- _Data about app and page elements_:
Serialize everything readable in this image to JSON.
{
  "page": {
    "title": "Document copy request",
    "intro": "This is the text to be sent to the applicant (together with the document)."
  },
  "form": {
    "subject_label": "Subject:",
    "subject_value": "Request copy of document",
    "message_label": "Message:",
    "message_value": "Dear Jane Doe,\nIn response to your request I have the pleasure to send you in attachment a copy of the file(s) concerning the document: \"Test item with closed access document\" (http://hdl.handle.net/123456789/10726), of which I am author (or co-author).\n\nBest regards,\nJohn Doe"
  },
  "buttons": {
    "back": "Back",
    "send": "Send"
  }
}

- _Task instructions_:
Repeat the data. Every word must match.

- _Exercise response_:
Serialize everything readable in this image to JSON.
{
  "page": {
    "title": "Document copy request",
    "intro": "This is the text to be sent to the applicant (together with the document)."
  },
  "form": {
    "subject_label": "Subject:",
    "subject_value": "Request copy of document",
    "message_label": "Message:",
    "message_value": "Dear Jane Doe,\nIn response to your request I have the pleasure to send you in attachment a copy of the file(s) concerning the document: \"Test item with closed access document\" (http://hdl.handle.net/123456789/10726), of which I am author (or co-author).\n\nBest regards,\nJohn Doe"
  },
  "buttons": {
    "back": "Back",
    "send": "Send"
  }
}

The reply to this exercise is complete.